Africa is a continent and is made up of 53 countries, and like every other place on this earth, this land has its challenges. But there is a side of Africa that is rarely talked about or seen in the conventional media, and this is where The Africa Channel picks up, where the others leave off.
The Africa Channel is a platform for the African continent’s most exceptional English language television services, specials, documentaries, feature films, music, biographies, business analysis, and cultural and historical listings.
Co-Founder and CEO of The Africa Channel, Mr. James Makawa who is originally from Zimbabwe, enjoyed a successful career in both local and network television in the United States. For more than ten years, Mr. Makawa worked as a local news reporter and anchor with leading local stations before joining NBC News as a correspondent in New York and Chicago. Mr. Makawa’s mission was to open up an every day window into the contemporary African life and at the same time help shed light on Africa for American and other global viewers.
There is something for everyone, and audiences will be introduced to a myriad of programs like Love Is the Answer, where couples come together to resolve their love, romantic and relationship issues; the soap opera Generations, the awardwinning drama Isidingo, and the weekly drama, Jacob’s Cross, which centers on the infighting and power struggle of two brothers trying to control the family’s multinational business. There is also Faces of Africa, bringing you some of the most beautiful women from the continent competing in modeling and beauty showcases, and Africa Within, which is a very enlightening series that reflects on the people of Africa, their stories, their daily lives, their music and art, their accomplishments, celebrations and challenges, and African Journal focusing on news and information.
From your living room, you will witness Africa as you have never seen it before, 24 hours a day, 7 days a week. If you live in Manhattan and have Time Warner Cable, you can check out The Africa Channel on 87.

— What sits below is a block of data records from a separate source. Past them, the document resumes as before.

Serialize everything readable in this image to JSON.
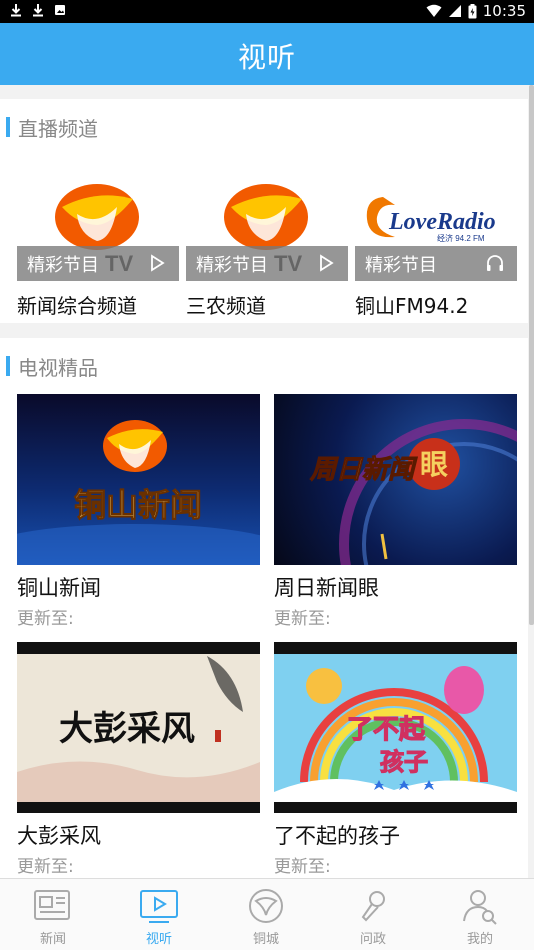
{
  "status_bar": {
    "time": "10:35",
    "left_icons": [
      "download-icon",
      "download-icon",
      "photo-icon"
    ],
    "right_icons": [
      "wifi-icon",
      "signal-icon",
      "battery-icon"
    ]
  },
  "header": {
    "title": "视听"
  },
  "live_section": {
    "title": "直播频道",
    "channels": [
      {
        "name": "新闻综合频道",
        "overlay_label": "精彩节目",
        "logo_text": "TV",
        "icon": "play-icon"
      },
      {
        "name": "三农频道",
        "overlay_label": "精彩节目",
        "logo_text": "TV",
        "icon": "play-icon"
      },
      {
        "name": "铜山FM94.2",
        "overlay_label": "精彩节目",
        "logo_text": "LoveRadio",
        "logo_subtext": "经济 94.2 FM",
        "icon": "headphones-icon"
      }
    ]
  },
  "tv_section": {
    "title": "电视精品",
    "programs": [
      {
        "name": "铜山新闻",
        "update_label": "更新至:",
        "image_text": "铜山新闻"
      },
      {
        "name": "周日新闻眼",
        "update_label": "更新至:",
        "image_text": "周日新闻",
        "image_text2": "眼"
      },
      {
        "name": "大彭采风",
        "update_label": "更新至:",
        "image_text": "大彭采风"
      },
      {
        "name": "了不起的孩子",
        "update_label": "更新至:",
        "image_text": "了不起",
        "image_text2": "孩子"
      }
    ]
  },
  "bottom_nav": {
    "active": "视听",
    "items": [
      {
        "label": "新闻",
        "icon": "newspaper-icon"
      },
      {
        "label": "视听",
        "icon": "video-play-icon"
      },
      {
        "label": "铜城",
        "icon": "city-emblem-icon"
      },
      {
        "label": "问政",
        "icon": "microphone-icon"
      },
      {
        "label": "我的",
        "icon": "user-search-icon"
      }
    ]
  },
  "colors": {
    "accent": "#3aaaf0",
    "logo_orange": "#f25a00",
    "logo_yellow": "#ffc400"
  }
}
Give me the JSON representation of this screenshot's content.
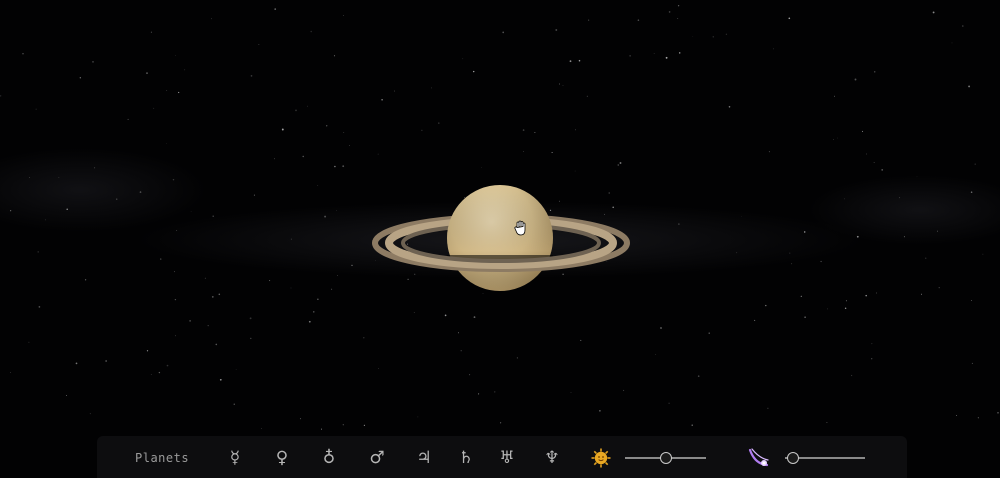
{
  "toolbar": {
    "label": "Planets",
    "planets": [
      {
        "name": "Mercury",
        "symbol": "☿",
        "icon": "mercury-icon"
      },
      {
        "name": "Venus",
        "symbol": "♀",
        "icon": "venus-icon"
      },
      {
        "name": "Earth",
        "symbol": "♁",
        "icon": "earth-icon"
      },
      {
        "name": "Mars",
        "symbol": "♂",
        "icon": "mars-icon"
      },
      {
        "name": "Jupiter",
        "symbol": "♃",
        "icon": "jupiter-icon"
      },
      {
        "name": "Saturn",
        "symbol": "♄",
        "icon": "saturn-icon"
      },
      {
        "name": "Uranus",
        "symbol": "♅",
        "icon": "uranus-icon"
      },
      {
        "name": "Neptune",
        "symbol": "♆",
        "icon": "neptune-icon"
      }
    ],
    "sun_icon": "sun-face-icon",
    "sun_slider_level": 0.5,
    "orbit_icon": "comet-orbit-icon",
    "orbit_slider_level": 0.1
  },
  "scene": {
    "selected_planet": "Saturn",
    "cursor_icon": "hand-cursor-icon"
  },
  "colors": {
    "background": "#020203",
    "toolbar_bg": "#0e0e10",
    "toolbar_text": "#9a9a9a",
    "sun": "#e0a020",
    "orbit_icon": "#b07cf0"
  }
}
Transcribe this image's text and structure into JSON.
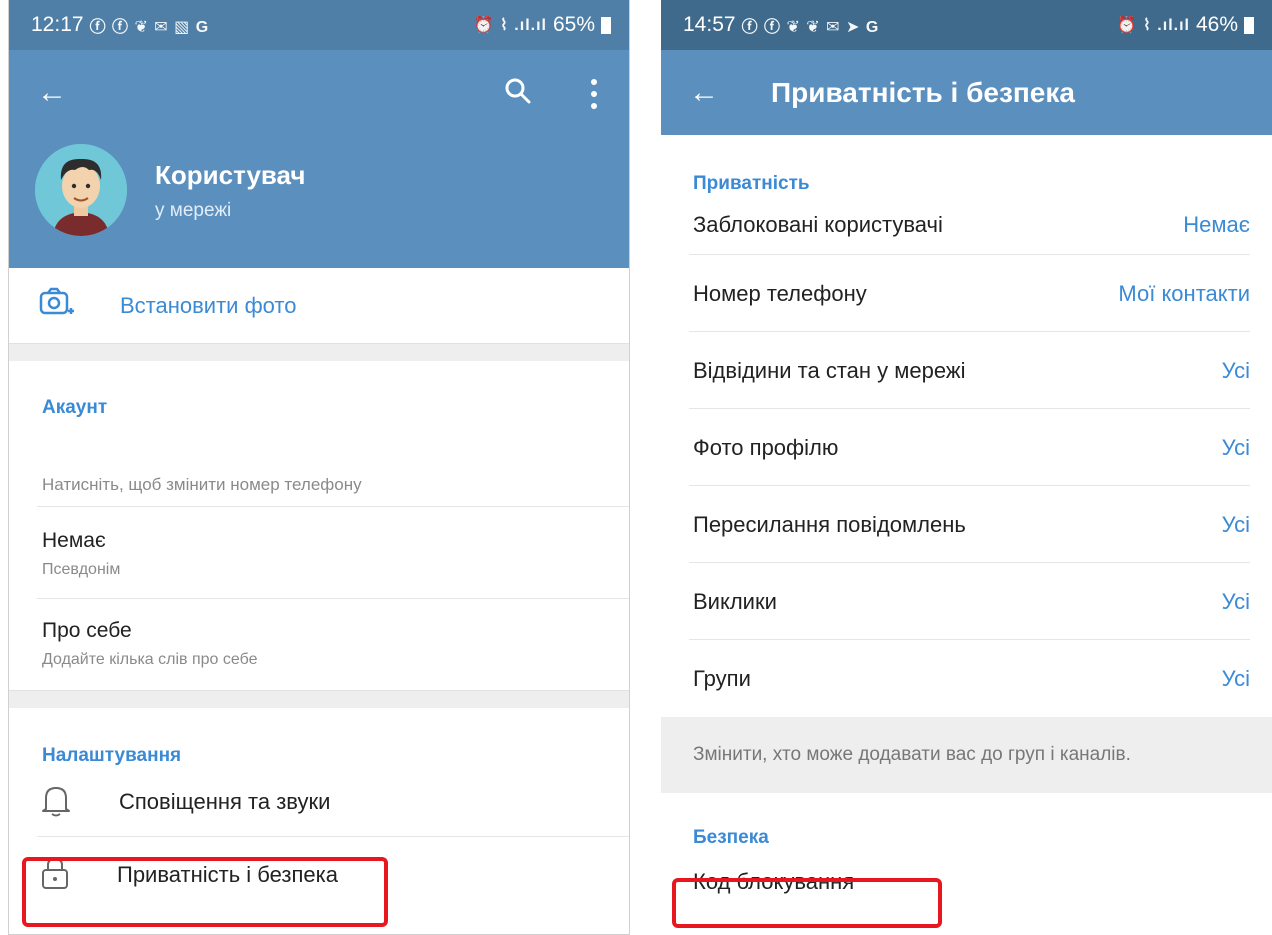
{
  "left": {
    "statusbar": {
      "time": "12:17",
      "notif_icons": "ⓕ ⓕ ❦ ✉ ▧ G",
      "right_icons": "⏰ ⌇ .ıl.ıl",
      "battery": "65%"
    },
    "profile": {
      "name": "Користувач",
      "status": "у мережі"
    },
    "set_photo_label": "Встановити фото",
    "account": {
      "title": "Акаунт",
      "phone_hint": "Натисніть, щоб змінити номер телефону",
      "username_value": "Немає",
      "username_caption": "Псевдонім",
      "bio_title": "Про себе",
      "bio_hint": "Додайте кілька слів про себе"
    },
    "settings": {
      "title": "Налаштування",
      "items": [
        {
          "label": "Сповіщення та звуки",
          "icon": "bell-icon"
        },
        {
          "label": "Приватність і безпека",
          "icon": "lock-icon"
        }
      ]
    }
  },
  "right": {
    "statusbar": {
      "time": "14:57",
      "notif_icons": "ⓕ ⓕ ❦ ❦ ✉ ➤ G",
      "right_icons": "⏰ ⌇ .ıl.ıl",
      "battery": "46%"
    },
    "title": "Приватність і безпека",
    "privacy": {
      "title": "Приватність",
      "items": [
        {
          "label": "Заблоковані користувачі",
          "value": "Немає"
        },
        {
          "label": "Номер телефону",
          "value": "Мої контакти"
        },
        {
          "label": "Відвідини та стан у мережі",
          "value": "Усі"
        },
        {
          "label": "Фото профілю",
          "value": "Усі"
        },
        {
          "label": "Пересилання повідомлень",
          "value": "Усі"
        },
        {
          "label": "Виклики",
          "value": "Усі"
        },
        {
          "label": "Групи",
          "value": "Усі"
        }
      ],
      "footer": "Змінити, хто може додавати вас до груп і каналів."
    },
    "security": {
      "title": "Безпека",
      "first_item": "Код блокування"
    }
  },
  "colors": {
    "header": "#5b8fbe",
    "statusbar_left": "#4f7fa6",
    "statusbar_right": "#3f6a8c",
    "accent": "#3a8ad6",
    "highlight": "#e8171f"
  }
}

If you are interested in getting The Africa Channel, contact your cable or satellite operator to find out how you can received the station in your area.
Source: The Africa Channel and Black Herald African Magazine 2007.